WR: What about scenes that were easy to write?
The race scenes were probably the easiest to write. Once I had read every press account and looked at the boys' own accounts and figured out what the weather was like and what the spectators were doing and all those kinds of specific details, the race scenes almost wrote themselves. You get to the point where you have so much detail about the race packed into your head that it just has to come out and it flows across the page with its own urgency, more or less matching the urgency of the guys doing the rowing.  Race scenes are immensely fun to write, actually. It's a huge release of pent up energy.

WR: Did you spend much time in Berlin for the German parts of the book?
I spent about a week in Berlin. Enough to get a good look at the key venues – the Olympic stadium and the race course at Grünau and the village of Kopenick where the boys lived – so that I was comfortable describing them in detail.

WR: From feedback do you know if the book has had appeal outside of rowing circles?
Yes, I'm happy to say that the book seems to be gaining an audience well beyond rowing circles, though certainly rowers have been the first to embrace it. The book is just about to go into its ninth week on the New York Times bestseller list for nonfiction, so clearly word is spreading about it. From the emails I get and feedback left on the online book vendors' sites, it seems as if both men and women are enjoying it in more or less equal proportions.
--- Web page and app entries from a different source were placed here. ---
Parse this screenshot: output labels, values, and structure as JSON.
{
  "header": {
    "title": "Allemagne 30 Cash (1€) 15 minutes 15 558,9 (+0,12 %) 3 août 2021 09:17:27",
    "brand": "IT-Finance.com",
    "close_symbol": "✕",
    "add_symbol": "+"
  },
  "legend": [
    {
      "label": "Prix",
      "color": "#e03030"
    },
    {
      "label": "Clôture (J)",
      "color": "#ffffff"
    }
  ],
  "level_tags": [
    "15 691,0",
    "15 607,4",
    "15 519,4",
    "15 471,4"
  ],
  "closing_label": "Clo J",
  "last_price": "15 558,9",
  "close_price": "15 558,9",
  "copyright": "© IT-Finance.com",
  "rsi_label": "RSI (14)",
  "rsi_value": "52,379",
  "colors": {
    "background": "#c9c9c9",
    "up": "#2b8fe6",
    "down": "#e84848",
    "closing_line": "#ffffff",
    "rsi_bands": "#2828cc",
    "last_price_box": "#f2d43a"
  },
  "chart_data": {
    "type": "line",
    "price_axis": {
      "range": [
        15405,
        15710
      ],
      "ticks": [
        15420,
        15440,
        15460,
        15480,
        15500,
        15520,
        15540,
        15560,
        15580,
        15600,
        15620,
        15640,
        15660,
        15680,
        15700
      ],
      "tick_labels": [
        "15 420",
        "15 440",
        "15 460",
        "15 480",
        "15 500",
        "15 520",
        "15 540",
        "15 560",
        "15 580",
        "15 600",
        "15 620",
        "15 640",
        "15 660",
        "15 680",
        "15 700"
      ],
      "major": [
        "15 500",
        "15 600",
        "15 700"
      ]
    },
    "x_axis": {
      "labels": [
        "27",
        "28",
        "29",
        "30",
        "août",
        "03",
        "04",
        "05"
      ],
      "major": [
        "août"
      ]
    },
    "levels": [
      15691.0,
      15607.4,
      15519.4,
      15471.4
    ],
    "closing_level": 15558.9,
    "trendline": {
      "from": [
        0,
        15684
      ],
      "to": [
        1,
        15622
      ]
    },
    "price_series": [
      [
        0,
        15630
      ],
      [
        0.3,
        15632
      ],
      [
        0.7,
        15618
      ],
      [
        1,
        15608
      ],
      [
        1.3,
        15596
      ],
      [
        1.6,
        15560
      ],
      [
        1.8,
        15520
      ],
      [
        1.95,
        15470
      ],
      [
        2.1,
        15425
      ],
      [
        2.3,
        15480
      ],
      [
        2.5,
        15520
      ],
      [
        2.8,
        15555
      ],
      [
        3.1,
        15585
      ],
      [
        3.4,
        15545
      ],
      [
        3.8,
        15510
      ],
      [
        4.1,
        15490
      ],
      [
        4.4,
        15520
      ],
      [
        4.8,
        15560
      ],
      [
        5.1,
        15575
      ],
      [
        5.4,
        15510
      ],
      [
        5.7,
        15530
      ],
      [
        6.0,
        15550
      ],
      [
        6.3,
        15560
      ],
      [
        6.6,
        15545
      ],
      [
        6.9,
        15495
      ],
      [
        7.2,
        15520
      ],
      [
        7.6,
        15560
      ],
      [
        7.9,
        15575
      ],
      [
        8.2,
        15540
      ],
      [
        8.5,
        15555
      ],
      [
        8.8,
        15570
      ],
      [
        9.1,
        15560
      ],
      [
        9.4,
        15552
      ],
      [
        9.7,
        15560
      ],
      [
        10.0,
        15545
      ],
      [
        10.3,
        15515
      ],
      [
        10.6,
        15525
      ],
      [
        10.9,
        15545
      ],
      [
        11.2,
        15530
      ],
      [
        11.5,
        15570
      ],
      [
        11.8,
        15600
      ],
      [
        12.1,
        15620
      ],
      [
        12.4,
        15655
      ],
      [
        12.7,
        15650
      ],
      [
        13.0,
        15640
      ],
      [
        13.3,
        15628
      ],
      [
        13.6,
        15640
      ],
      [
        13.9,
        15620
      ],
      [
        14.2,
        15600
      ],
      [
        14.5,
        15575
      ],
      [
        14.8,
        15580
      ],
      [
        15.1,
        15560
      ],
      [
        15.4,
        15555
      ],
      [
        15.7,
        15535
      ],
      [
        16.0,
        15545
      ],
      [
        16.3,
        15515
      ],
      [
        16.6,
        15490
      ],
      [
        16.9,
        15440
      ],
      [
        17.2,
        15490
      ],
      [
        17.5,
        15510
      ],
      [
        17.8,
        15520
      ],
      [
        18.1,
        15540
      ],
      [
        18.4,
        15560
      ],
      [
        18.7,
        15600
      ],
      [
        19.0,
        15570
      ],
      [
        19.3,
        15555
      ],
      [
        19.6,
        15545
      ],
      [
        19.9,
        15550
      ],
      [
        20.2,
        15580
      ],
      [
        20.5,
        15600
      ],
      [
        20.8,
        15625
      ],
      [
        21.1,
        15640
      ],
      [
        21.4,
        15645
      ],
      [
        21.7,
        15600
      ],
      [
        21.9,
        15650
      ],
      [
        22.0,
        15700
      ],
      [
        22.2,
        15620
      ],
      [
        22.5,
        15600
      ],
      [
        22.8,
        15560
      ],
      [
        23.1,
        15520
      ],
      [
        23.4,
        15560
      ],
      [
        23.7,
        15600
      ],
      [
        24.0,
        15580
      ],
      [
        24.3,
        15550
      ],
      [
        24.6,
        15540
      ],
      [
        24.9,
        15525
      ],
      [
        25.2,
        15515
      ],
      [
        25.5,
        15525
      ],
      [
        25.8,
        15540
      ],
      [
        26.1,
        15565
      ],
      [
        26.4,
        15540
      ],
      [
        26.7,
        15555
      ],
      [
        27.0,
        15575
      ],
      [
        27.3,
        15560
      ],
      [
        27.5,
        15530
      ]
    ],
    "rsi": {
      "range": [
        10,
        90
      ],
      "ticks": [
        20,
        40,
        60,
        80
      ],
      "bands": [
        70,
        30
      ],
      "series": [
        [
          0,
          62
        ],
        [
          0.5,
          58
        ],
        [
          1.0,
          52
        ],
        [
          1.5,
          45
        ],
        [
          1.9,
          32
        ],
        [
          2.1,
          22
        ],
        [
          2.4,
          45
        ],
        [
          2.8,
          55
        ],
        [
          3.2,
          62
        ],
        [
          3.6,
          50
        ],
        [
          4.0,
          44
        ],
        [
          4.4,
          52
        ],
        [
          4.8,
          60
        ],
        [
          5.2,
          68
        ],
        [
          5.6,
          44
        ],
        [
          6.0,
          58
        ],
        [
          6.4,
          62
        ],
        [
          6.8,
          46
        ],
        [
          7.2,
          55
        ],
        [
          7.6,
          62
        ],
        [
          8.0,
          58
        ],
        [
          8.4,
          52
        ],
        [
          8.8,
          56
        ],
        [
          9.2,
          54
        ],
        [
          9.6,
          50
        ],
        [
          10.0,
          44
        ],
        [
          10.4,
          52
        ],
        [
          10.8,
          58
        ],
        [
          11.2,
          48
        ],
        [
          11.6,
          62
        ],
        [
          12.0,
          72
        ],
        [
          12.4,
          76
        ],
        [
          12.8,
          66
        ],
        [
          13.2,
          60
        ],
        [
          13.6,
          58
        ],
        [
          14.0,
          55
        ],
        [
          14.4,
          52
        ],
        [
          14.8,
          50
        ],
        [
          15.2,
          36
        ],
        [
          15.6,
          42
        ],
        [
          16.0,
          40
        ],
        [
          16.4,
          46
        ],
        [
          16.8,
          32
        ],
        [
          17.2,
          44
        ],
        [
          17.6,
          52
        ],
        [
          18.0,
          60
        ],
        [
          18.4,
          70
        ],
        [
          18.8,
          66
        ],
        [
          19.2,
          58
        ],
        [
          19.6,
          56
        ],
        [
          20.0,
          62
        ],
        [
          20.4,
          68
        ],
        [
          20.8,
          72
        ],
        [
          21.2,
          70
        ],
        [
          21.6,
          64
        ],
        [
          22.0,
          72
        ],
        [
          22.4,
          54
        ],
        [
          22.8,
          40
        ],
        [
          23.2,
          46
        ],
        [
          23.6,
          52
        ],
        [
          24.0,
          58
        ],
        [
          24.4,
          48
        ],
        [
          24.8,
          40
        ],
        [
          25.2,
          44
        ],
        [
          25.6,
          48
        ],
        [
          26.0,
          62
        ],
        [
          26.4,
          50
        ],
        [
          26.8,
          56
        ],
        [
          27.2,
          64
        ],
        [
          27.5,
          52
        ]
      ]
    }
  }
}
I have to say, though, that one very notable trend in my emails is the very large number of men who say that they shed tears as the read the book. That frankly surprised me and I've been trying to figure it out. I think it has something to do with the intensity of the male bonding experience that is at the heart of the book.

Find the book in World Rowing's Library here.